PROBLEM STATEMENT: The answer should be every line below, repeated exactly, with the images left out.

◆ ◆ ◆ ◆ ◆ ◆ ◆

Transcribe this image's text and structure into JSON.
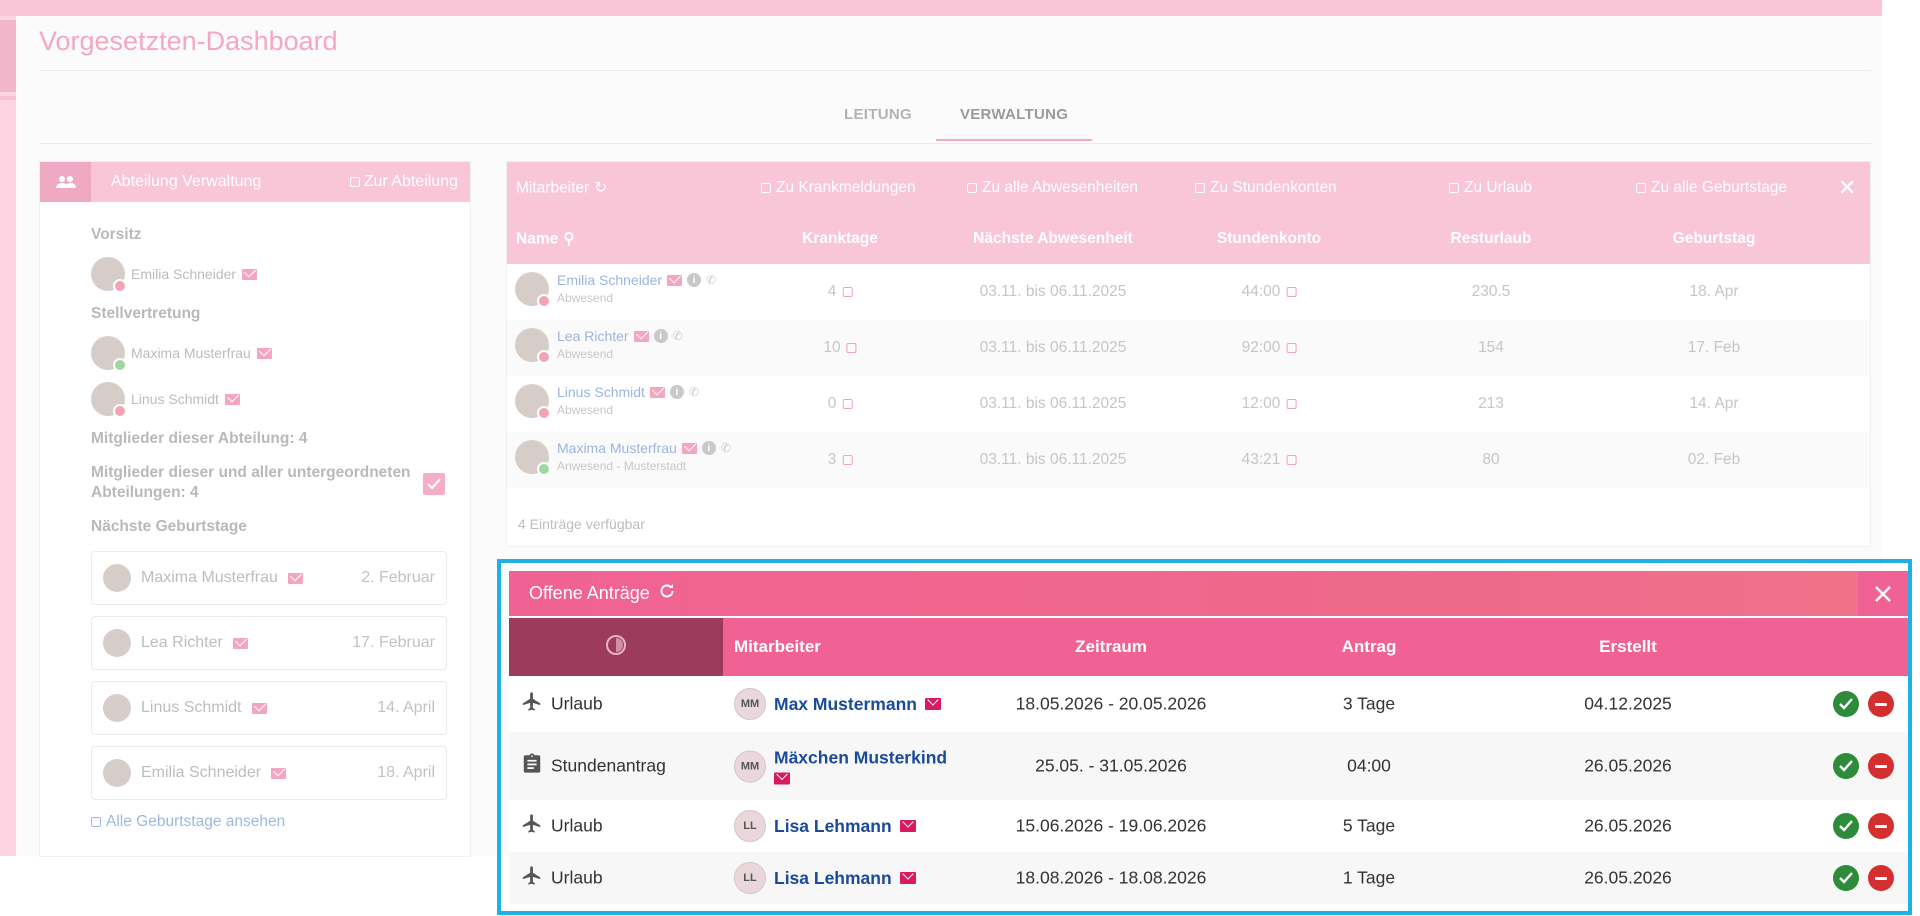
{
  "page": {
    "title": "Vorgesetzten-Dashboard"
  },
  "tabs": [
    {
      "label": "LEITUNG"
    },
    {
      "label": "VERWALTUNG"
    }
  ],
  "department": {
    "title": "Abteilung Verwaltung",
    "link": "Zur Abteilung",
    "chair_label": "Vorsitz",
    "chair": "Emilia Schneider",
    "deputy_label": "Stellvertretung",
    "deputies": [
      "Maxima Musterfrau",
      "Linus Schmidt"
    ],
    "members_count": "Mitglieder dieser Abteilung: 4",
    "members_all_line1": "Mitglieder dieser und aller untergeordneten",
    "members_all_line2": "Abteilungen: 4",
    "birthdays_label": "Nächste Geburtstage",
    "birthdays": [
      {
        "name": "Maxima Musterfrau",
        "date": "2. Februar"
      },
      {
        "name": "Lea Richter",
        "date": "17. Februar"
      },
      {
        "name": "Linus Schmidt",
        "date": "14. April"
      },
      {
        "name": "Emilia Schneider",
        "date": "18. April"
      }
    ],
    "all_birthdays": "Alle Geburtstage ansehen"
  },
  "staff": {
    "links": {
      "employees": "Mitarbeiter",
      "sick": "Zu Krankmeldungen",
      "absences": "Zu alle Abwesenheiten",
      "hours": "Zu Stundenkonten",
      "vacation": "Zu Urlaub",
      "birthdays": "Zu alle Geburtstage"
    },
    "columns": {
      "name": "Name",
      "sick_days": "Kranktage",
      "next_absence": "Nächste Abwesenheit",
      "hours": "Stundenkonto",
      "remaining": "Resturlaub",
      "birthday": "Geburtstag"
    },
    "rows": [
      {
        "name": "Emilia Schneider",
        "status": "Abwesend",
        "sick": "4",
        "absence": "03.11. bis 06.11.2025",
        "hours": "44:00",
        "remaining": "230.5",
        "birthday": "18. Apr"
      },
      {
        "name": "Lea Richter",
        "status": "Abwesend",
        "sick": "10",
        "absence": "03.11. bis 06.11.2025",
        "hours": "92:00",
        "remaining": "154",
        "birthday": "17. Feb"
      },
      {
        "name": "Linus Schmidt",
        "status": "Abwesend",
        "sick": "0",
        "absence": "03.11. bis 06.11.2025",
        "hours": "12:00",
        "remaining": "213",
        "birthday": "14. Apr"
      },
      {
        "name": "Maxima Musterfrau",
        "status": "Anwesend - Musterstadt",
        "sick": "3",
        "absence": "03.11. bis 06.11.2025",
        "hours": "43:21",
        "remaining": "80",
        "birthday": "02. Feb"
      }
    ],
    "footer": "4 Einträge verfügbar"
  },
  "requests": {
    "title": "Offene Anträge",
    "columns": {
      "employee": "Mitarbeiter",
      "period": "Zeitraum",
      "request": "Antrag",
      "created": "Erstellt"
    },
    "rows": [
      {
        "type": "Urlaub",
        "icon": "airplane-icon",
        "initials": "MM",
        "name": "Max Mustermann",
        "period": "18.05.2026 - 20.05.2026",
        "amount": "3 Tage",
        "created": "04.12.2025"
      },
      {
        "type": "Stundenantrag",
        "icon": "clipboard-icon",
        "initials": "MM",
        "name": "Mäxchen Musterkind",
        "period": "25.05. - 31.05.2026",
        "amount": "04:00",
        "created": "26.05.2026"
      },
      {
        "type": "Urlaub",
        "icon": "airplane-icon",
        "initials": "LL",
        "name": "Lisa Lehmann",
        "period": "15.06.2026 - 19.06.2026",
        "amount": "5 Tage",
        "created": "26.05.2026"
      },
      {
        "type": "Urlaub",
        "icon": "airplane-icon",
        "initials": "LL",
        "name": "Lisa Lehmann",
        "period": "18.08.2026 - 18.08.2026",
        "amount": "1 Tage",
        "created": "26.05.2026"
      }
    ]
  },
  "colors": {
    "accent": "#f06293",
    "highlight": "#1fb0e6",
    "approve": "#2e8b3a",
    "reject": "#d32f2f"
  }
}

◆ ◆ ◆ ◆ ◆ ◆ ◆

YOUR RESPONSE:
Transcribe this image's text and structure into JSON.
{
  "page": {
    "title": "Vorgesetzten-Dashboard"
  },
  "tabs": [
    {
      "label": "LEITUNG"
    },
    {
      "label": "VERWALTUNG"
    }
  ],
  "department": {
    "title": "Abteilung Verwaltung",
    "link": "Zur Abteilung",
    "chair_label": "Vorsitz",
    "chair": "Emilia Schneider",
    "deputy_label": "Stellvertretung",
    "deputies": [
      "Maxima Musterfrau",
      "Linus Schmidt"
    ],
    "members_count": "Mitglieder dieser Abteilung: 4",
    "members_all_line1": "Mitglieder dieser und aller untergeordneten",
    "members_all_line2": "Abteilungen: 4",
    "birthdays_label": "Nächste Geburtstage",
    "birthdays": [
      {
        "name": "Maxima Musterfrau",
        "date": "2. Februar"
      },
      {
        "name": "Lea Richter",
        "date": "17. Februar"
      },
      {
        "name": "Linus Schmidt",
        "date": "14. April"
      },
      {
        "name": "Emilia Schneider",
        "date": "18. April"
      }
    ],
    "all_birthdays": "Alle Geburtstage ansehen"
  },
  "staff": {
    "links": {
      "employees": "Mitarbeiter",
      "sick": "Zu Krankmeldungen",
      "absences": "Zu alle Abwesenheiten",
      "hours": "Zu Stundenkonten",
      "vacation": "Zu Urlaub",
      "birthdays": "Zu alle Geburtstage"
    },
    "columns": {
      "name": "Name",
      "sick_days": "Kranktage",
      "next_absence": "Nächste Abwesenheit",
      "hours": "Stundenkonto",
      "remaining": "Resturlaub",
      "birthday": "Geburtstag"
    },
    "rows": [
      {
        "name": "Emilia Schneider",
        "status": "Abwesend",
        "sick": "4",
        "absence": "03.11. bis 06.11.2025",
        "hours": "44:00",
        "remaining": "230.5",
        "birthday": "18. Apr"
      },
      {
        "name": "Lea Richter",
        "status": "Abwesend",
        "sick": "10",
        "absence": "03.11. bis 06.11.2025",
        "hours": "92:00",
        "remaining": "154",
        "birthday": "17. Feb"
      },
      {
        "name": "Linus Schmidt",
        "status": "Abwesend",
        "sick": "0",
        "absence": "03.11. bis 06.11.2025",
        "hours": "12:00",
        "remaining": "213",
        "birthday": "14. Apr"
      },
      {
        "name": "Maxima Musterfrau",
        "status": "Anwesend - Musterstadt",
        "sick": "3",
        "absence": "03.11. bis 06.11.2025",
        "hours": "43:21",
        "remaining": "80",
        "birthday": "02. Feb"
      }
    ],
    "footer": "4 Einträge verfügbar"
  },
  "requests": {
    "title": "Offene Anträge",
    "columns": {
      "employee": "Mitarbeiter",
      "period": "Zeitraum",
      "request": "Antrag",
      "created": "Erstellt"
    },
    "rows": [
      {
        "type": "Urlaub",
        "icon": "airplane-icon",
        "initials": "MM",
        "name": "Max Mustermann",
        "period": "18.05.2026 - 20.05.2026",
        "amount": "3 Tage",
        "created": "04.12.2025"
      },
      {
        "type": "Stundenantrag",
        "icon": "clipboard-icon",
        "initials": "MM",
        "name": "Mäxchen Musterkind",
        "period": "25.05. - 31.05.2026",
        "amount": "04:00",
        "created": "26.05.2026"
      },
      {
        "type": "Urlaub",
        "icon": "airplane-icon",
        "initials": "LL",
        "name": "Lisa Lehmann",
        "period": "15.06.2026 - 19.06.2026",
        "amount": "5 Tage",
        "created": "26.05.2026"
      },
      {
        "type": "Urlaub",
        "icon": "airplane-icon",
        "initials": "LL",
        "name": "Lisa Lehmann",
        "period": "18.08.2026 - 18.08.2026",
        "amount": "1 Tage",
        "created": "26.05.2026"
      }
    ]
  },
  "colors": {
    "accent": "#f06293",
    "highlight": "#1fb0e6",
    "approve": "#2e8b3a",
    "reject": "#d32f2f"
  }
}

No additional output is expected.